  1. Innovative teaching strategies, exercises, or assignments. My colleague, Violet Cheung created an original teaching exercise to help advanced research methods students learn about the statistical concepts of reliability and subjective data. Together, we refined her technique and tested the utility of this exercise over several semesters of this course. We presented our findings at the Annual Teaching of Psychology Conference.
  2. Curriculum design. Department members may collaborate to create learning goals and outcomes for specific courses as well as the overall program structure. Programs may take on a unique philosophy or pedagogical approach when student populations are considered in the design. In this case, a specific course may not be the focus per se, but rather how courses are designed and sequenced in relation to each other to create a comprehensive program.
  3. Case studies and storytelling in teaching. A narrative approach may teach a concept far more powerfully than a lecture. When we cover depression and suicide in my general psychology course, I present the true story of a young woman whose struggles with mental illness ends in tragedy. The story also allows us to explore the complexities in working with young adults suffering from severe depression as well as the right to privacy between college-aged students and their families.
  4. Narratives or reflections on teaching a particular course, population, etc. Teaching articles need not be geared towards teaching students.

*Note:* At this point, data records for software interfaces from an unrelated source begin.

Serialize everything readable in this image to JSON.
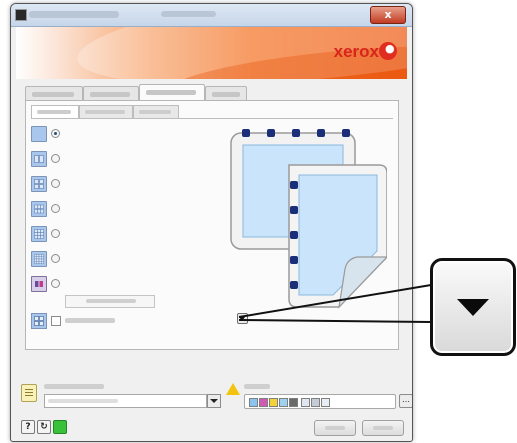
{
  "window": {
    "close_glyph": "x",
    "colors": {
      "banner": "#f47528",
      "brand_red": "#d8261c",
      "title_bar": "#c6d6ea"
    }
  },
  "banner": {
    "brand_text": "xerox"
  },
  "layout_options": [
    {
      "icon": "single-page-layout-icon",
      "selected": true
    },
    {
      "icon": "two-up-layout-icon",
      "selected": false
    },
    {
      "icon": "four-up-layout-icon",
      "selected": false
    },
    {
      "icon": "six-up-layout-icon",
      "selected": false
    },
    {
      "icon": "nine-up-layout-icon",
      "selected": false
    },
    {
      "icon": "sixteen-up-layout-icon",
      "selected": false
    },
    {
      "icon": "booklet-layout-icon",
      "selected": false
    }
  ],
  "preview": {
    "icon": "page-layout-preview-icon"
  },
  "callout": {
    "icon": "dropdown-arrow-icon"
  },
  "bottom_bar": {
    "help_glyph": "?",
    "reset_glyph": "↻",
    "more_glyph": "…"
  }
}
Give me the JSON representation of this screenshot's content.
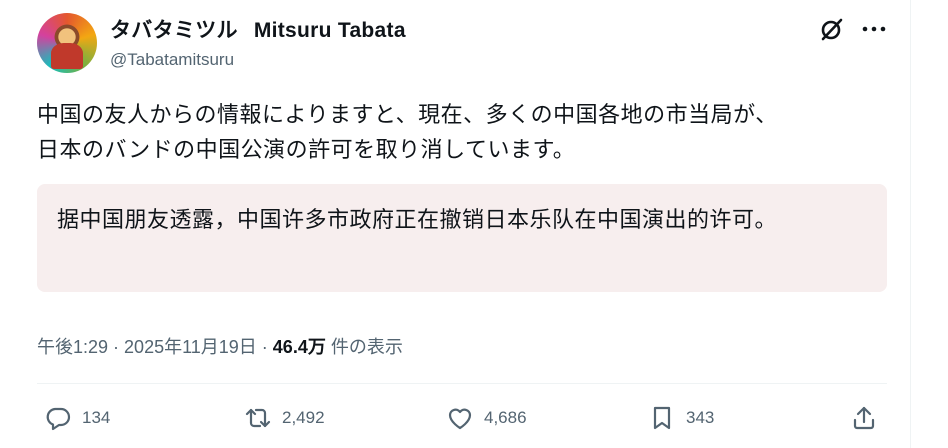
{
  "author": {
    "display_name_jp": "タバタミツル",
    "display_name_latin": "Mitsuru Tabata",
    "handle": "@Tabatamitsuru"
  },
  "tweet": {
    "text_line1": "中国の友人からの情報によりますと、現在、多くの中国各地の市当局が、",
    "text_line2": "日本のバンドの中国公演の許可を取り消しています。",
    "translation": "据中国朋友透露，中国许多市政府正在撤销日本乐队在中国演出的许可。"
  },
  "meta": {
    "time": "午後1:29",
    "sep1": " · ",
    "date": "2025年11月19日",
    "sep2": " · ",
    "views_count": "46.4万",
    "views_label": " 件の表示"
  },
  "actions": {
    "replies": "134",
    "retweets": "2,492",
    "likes": "4,686",
    "bookmarks": "343"
  },
  "icons": {
    "grok": "grok-icon",
    "more": "more-icon",
    "reply": "reply-icon",
    "retweet": "retweet-icon",
    "like": "heart-icon",
    "bookmark": "bookmark-icon",
    "share": "share-icon"
  },
  "colors": {
    "text_primary": "#0f1419",
    "text_secondary": "#536471",
    "translation_bg": "#f7eeee"
  }
}
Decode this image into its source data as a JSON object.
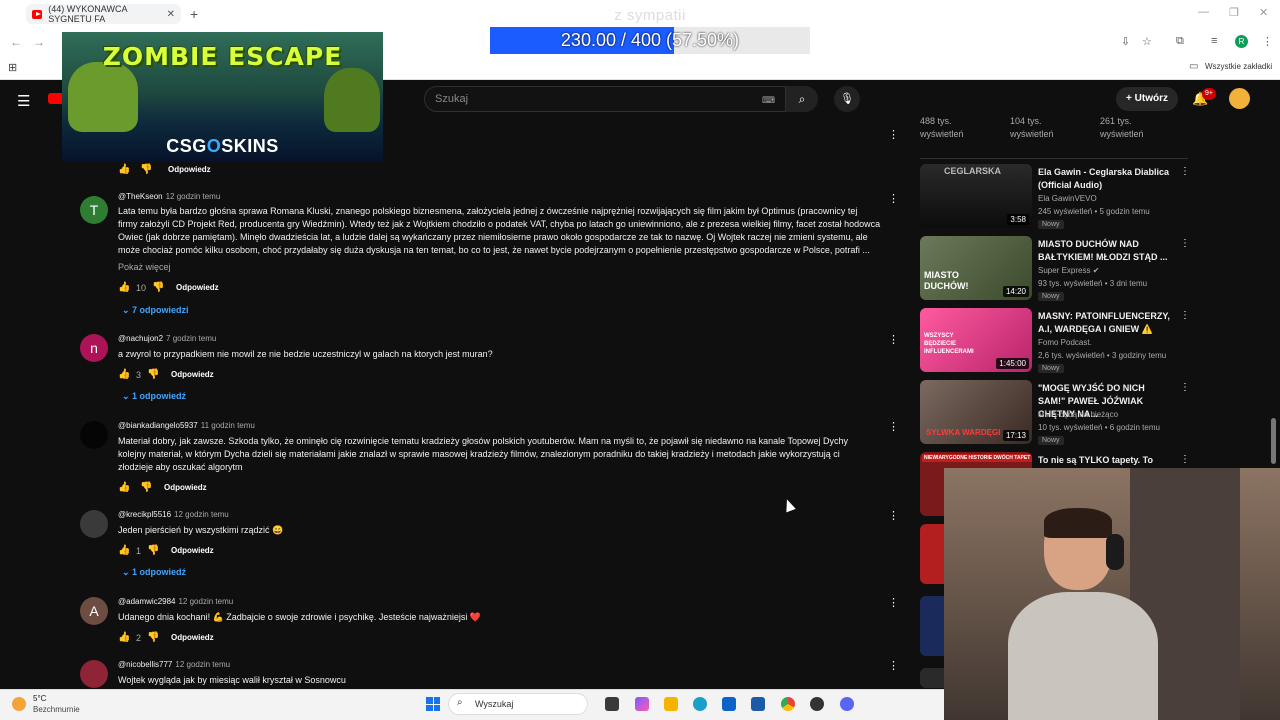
{
  "browser": {
    "tab_title": "(44) WYKONAWCA SYGNETU FA",
    "bookmarks_all": "Wszystkie zakładki",
    "profile_initial": "R"
  },
  "overlay": {
    "ad_game": "ZOMBIE ESCAPE",
    "ad_brand_a": "CSG",
    "ad_brand_o": "O",
    "ad_brand_b": "SKINS",
    "goal_title": "z sympatii",
    "goal_text": "230.00 / 400 (57.50%)",
    "goal_fraction": 0.575
  },
  "header": {
    "search_placeholder": "Szukaj",
    "create_label": "Utwórz",
    "notif_badge": "9+"
  },
  "top_reply": {
    "reply_label": "Odpowiedz"
  },
  "comments": [
    {
      "author": "@TheKseon",
      "time": "12 godzin temu",
      "avatar_letter": "T",
      "avatar_color": "#2e7d32",
      "text": "Lata temu była bardzo głośna sprawa Romana Kluski, znanego polskiego biznesmena, założyciela jednej z ówcześnie najprężniej rozwijających się film jakim był Optimus (pracownicy tej\nfirmy założyli CD Projekt Red, producenta gry Wiedźmin). Wtedy też jak z Wojtkiem chodziło o podatek VAT, chyba po latach go uniewinniono, ale z prezesa wielkiej filmy, facet został hodowca\nOwiec (jak dobrze pamiętam). Minęło dwadzieścia lat, a ludzie dalej są wykańczany przez niemiłosierne prawo około gospodarcze ze tak to nazwę. Oj Wojtek raczej nie zmieni systemu, ale\nmoże chociaż pomóc kilku osobom, choć przydałaby się duża dyskusja na ten temat, bo co to jest, że nawet bycie podejrzanym o popełnienie przestępstwo gospodarcze w Polsce, potrafi ...",
      "show_more": "Pokaż więcej",
      "likes": "10",
      "reply_label": "Odpowiedz",
      "replies": "7 odpowiedzi"
    },
    {
      "author": "@nachujon2",
      "time": "7 godzin temu",
      "avatar_letter": "n",
      "avatar_color": "#ad1457",
      "text": "a zwyrol to przypadkiem nie mowil ze nie bedzie uczestniczyl w galach na ktorych jest muran?",
      "likes": "3",
      "reply_label": "Odpowiedz",
      "replies": "1 odpowiedź"
    },
    {
      "author": "@biankadiangelo5937",
      "time": "11 godzin temu",
      "avatar_letter": "",
      "avatar_color": "#050505",
      "text": "Materiał dobry, jak zawsze. Szkoda tylko, że ominęło cię rozwinięcie tematu kradzieży głosów polskich youtuberów. Mam na myśli to, że pojawił się niedawno na kanale Topowej Dychy\nkolejny materiał, w którym Dycha dzieli się materiałami jakie znalazł w sprawie masowej kradzieży filmów, znalezionym poradniku do takiej kradzieży i metodach jakie wykorzystują ci\nzłodzieje aby oszukać algorytm",
      "likes": "",
      "reply_label": "Odpowiedz",
      "replies": ""
    },
    {
      "author": "@krecikpl5516",
      "time": "12 godzin temu",
      "avatar_letter": "",
      "avatar_color": "#3a3a3a",
      "text": "Jeden pierścień by wszystkimi rządzić 😄",
      "likes": "1",
      "reply_label": "Odpowiedz",
      "replies": "1 odpowiedź"
    },
    {
      "author": "@adamwic2984",
      "time": "12 godzin temu",
      "avatar_letter": "A",
      "avatar_color": "#6d4c41",
      "text": "Udanego dnia kochani! 💪 Zadbajcie o swoje zdrowie i psychikę. Jesteście najważniejsi ❤️",
      "likes": "2",
      "reply_label": "Odpowiedz",
      "replies": ""
    },
    {
      "author": "@nicobellis777",
      "time": "12 godzin temu",
      "avatar_letter": "",
      "avatar_color": "#8e2436",
      "text": "Wojtek wygląda jak by miesiąc walił kryształ w Sosnowcu",
      "likes": "",
      "reply_label": "",
      "replies": ""
    }
  ],
  "sidebar": {
    "stats": [
      {
        "count": "488 tys.",
        "label": "wyświetleń"
      },
      {
        "count": "104 tys.",
        "label": "wyświetleń"
      },
      {
        "count": "261 tys.",
        "label": "wyświetleń"
      }
    ],
    "videos": [
      {
        "title": "Ela Gawin - Ceglarska Diablica (Official Audio)",
        "channel": "Ela GawinVEVO",
        "meta": "245 wyświetleń • 5 godzin temu",
        "badge": "Nowy",
        "duration": "3:58",
        "thumb_text": "CEGLARSKA",
        "thumb_color": "#1a1a1a"
      },
      {
        "title": "MIASTO DUCHÓW NAD BAŁTYKIEM! MŁODZI STĄD ...",
        "channel": "Super Express",
        "meta": "93 tys. wyświetleń • 3 dni temu",
        "badge": "Nowy",
        "duration": "14:20",
        "thumb_text": "MIASTO DUCHÓW!",
        "thumb_color": "#4a5a3a"
      },
      {
        "title": "MASNY: PATOINFLUENCERZY, A.I, WARDĘGA I GNIEW ⚠️",
        "channel": "Fomo Podcast.",
        "meta": "2,6 tys. wyświetleń • 3 godziny temu",
        "badge": "Nowy",
        "duration": "1:45:00",
        "thumb_text": "WSZYSCY BĘDZIECIE INFLUENCERAMI",
        "thumb_color": "#e64a8a"
      },
      {
        "title": "\"MOGĘ WYJŚĆ DO NICH SAM!\" PAWEŁ JÓŹWIAK CHĘTNY NA...",
        "channel": "MMA-będą na bieżąco",
        "meta": "10 tys. wyświetleń • 6 godzin temu",
        "badge": "Nowy",
        "duration": "17:13",
        "thumb_text": "SYLWKA WARDĘGI",
        "thumb_color": "#5a4a40"
      },
      {
        "title": "To nie są TYLKO tapety. To dwie",
        "channel": "",
        "meta": "",
        "badge": "",
        "duration": "",
        "thumb_text": "NIEWIARYGODNE HISTORIE DWÓCH TAPET",
        "thumb_color": "#7a1a1a"
      }
    ]
  },
  "taskbar": {
    "temp": "5°C",
    "condition": "Bezchmurnie",
    "search": "Wyszukaj"
  }
}
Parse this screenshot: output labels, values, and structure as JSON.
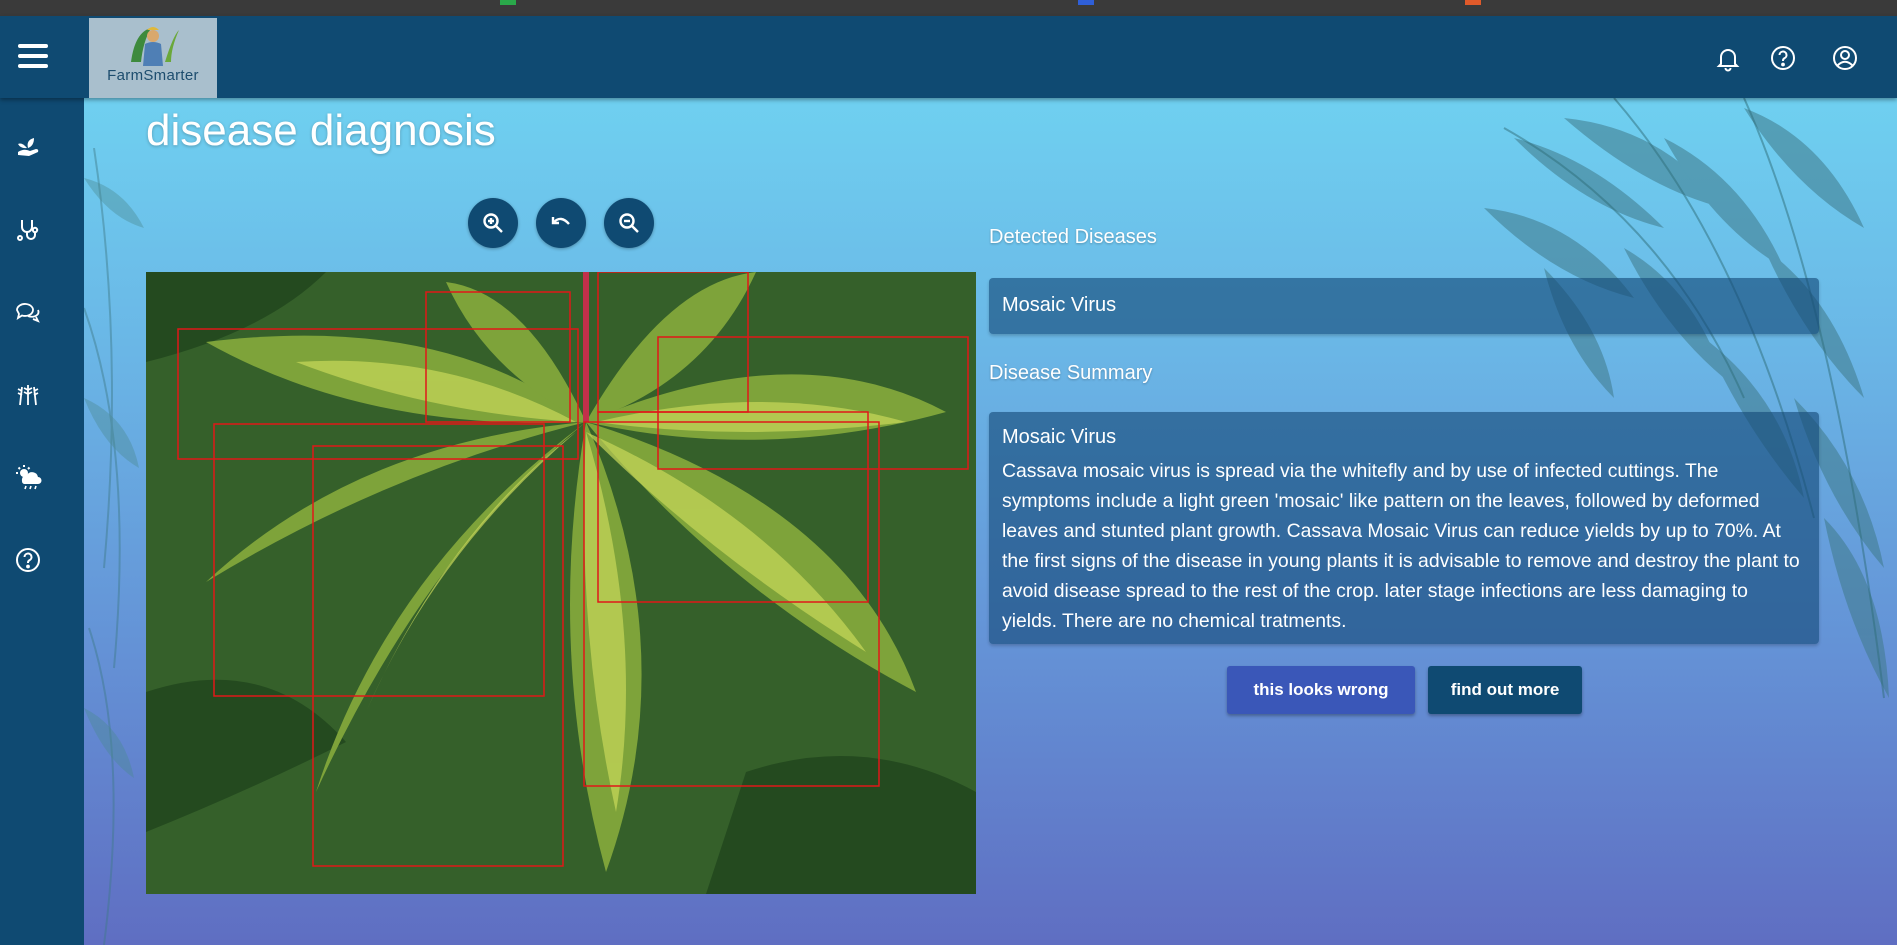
{
  "app": {
    "brand_text": "FarmSmarter"
  },
  "header": {
    "icons": [
      "bell-icon",
      "help-circle-icon",
      "account-circle-icon"
    ]
  },
  "sidebar": {
    "items": [
      {
        "icon": "plant-hand-icon"
      },
      {
        "icon": "stethoscope-icon"
      },
      {
        "icon": "chat-bubbles-icon"
      },
      {
        "icon": "wheat-icon"
      },
      {
        "icon": "weather-sun-rain-icon"
      },
      {
        "icon": "help-circle-icon"
      }
    ]
  },
  "page": {
    "title": "disease diagnosis"
  },
  "viewer": {
    "controls": [
      "zoom-in-icon",
      "undo-icon",
      "zoom-out-icon"
    ],
    "box_color": "#e01818"
  },
  "detected": {
    "label": "Detected Diseases",
    "disease": "Mosaic Virus"
  },
  "summary": {
    "label": "Disease Summary",
    "title": "Mosaic Virus",
    "text": "Cassava mosaic virus is spread via the whitefly and by use of infected cuttings. The symptoms include a light green 'mosaic' like pattern on the leaves, followed by deformed leaves and stunted plant growth. Cassava Mosaic Virus can reduce yields by up to 70%. At the first signs of the disease in young plants it is advisable to remove and destroy the plant to avoid disease spread to the rest of the crop. later stage infections are less damaging to yields. There are no chemical tratments."
  },
  "actions": {
    "wrong_label": "this looks wrong",
    "more_label": "find out more"
  },
  "colors": {
    "nav": "#0f4a72",
    "accent_button": "#3a57b8",
    "panel": "rgba(20,72,120,.62)"
  }
}
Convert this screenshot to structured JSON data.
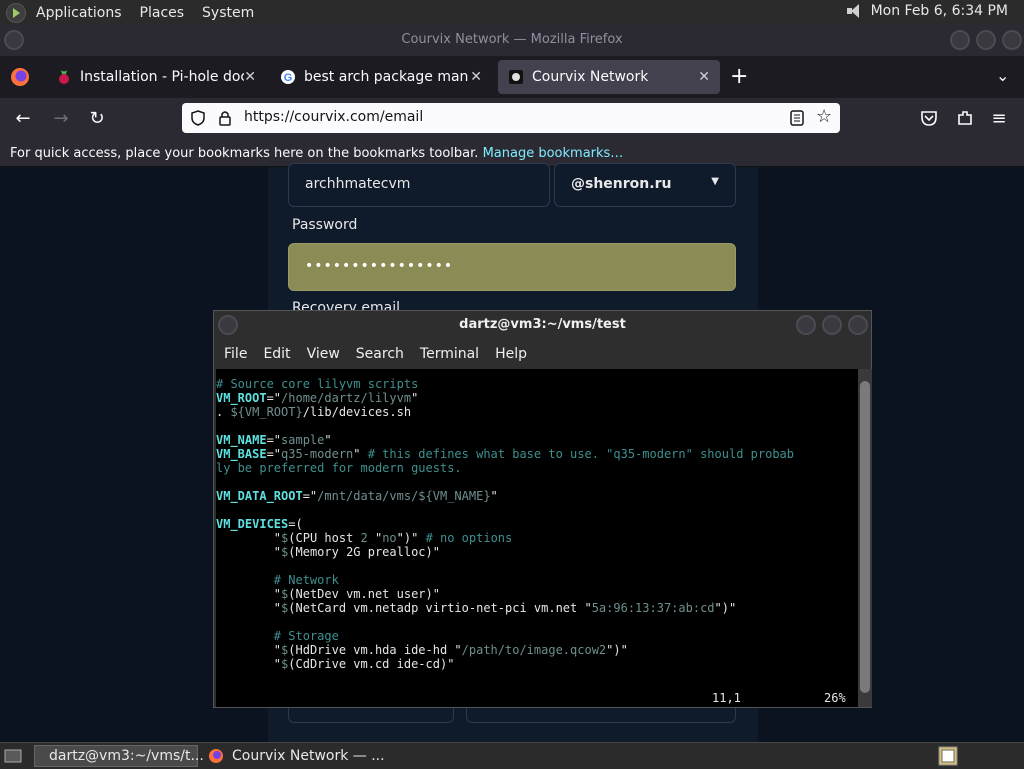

Your article can be a meta essay exploring broader themes or concepts about your challenges or joys in teaching. For example, one of my colleagues is writing an article on teaching a course as a queer woman of color.
  5. Adapting your course or teaching to a specific population. As our student populations diversify, our pedagogical strategies may need adaptation to reach all our students. Share how your teaching has grown more inclusive to students’ needs. Several of my colleagues are writing articles on adapting their teaching to support a high number of international students in their classes.

Please note that not all ideas fit neatly into one category exclusively and that your idea may be worthy even if it does not fit any of these categories!

Choose a Journal

After going through this exercise, your next step is to target a journal within your discipline and research the requirements. The ACRL Instruction Section Research and Scholarship Committee has a list to help find journals devoted to teaching in general and specific discipline areas.

Three Questions to Evaluate Your Probability for Success

There are three questions you need to ask yourself to evaluate your chances for success.

  1. Ask yourself: how will you evaluate success? In other words, what forms of persuasion can you use that will convince the reader that your ideas are worth trying?
  2. What previous articles have been published in the journals you are interested in? This will give you an idea of whether or not your article is a good fit for the journal or addresses an unmet gap in your field.
  3. Do I need to collect data to show evidence of my teaching approach, curricular innovation, or of student learning? For some of you, collecting pre and post intervention data is advisable and it may even be required for some teaching journals. For others, collecting students’ feedback specifically on your technique or exercise is sufficient.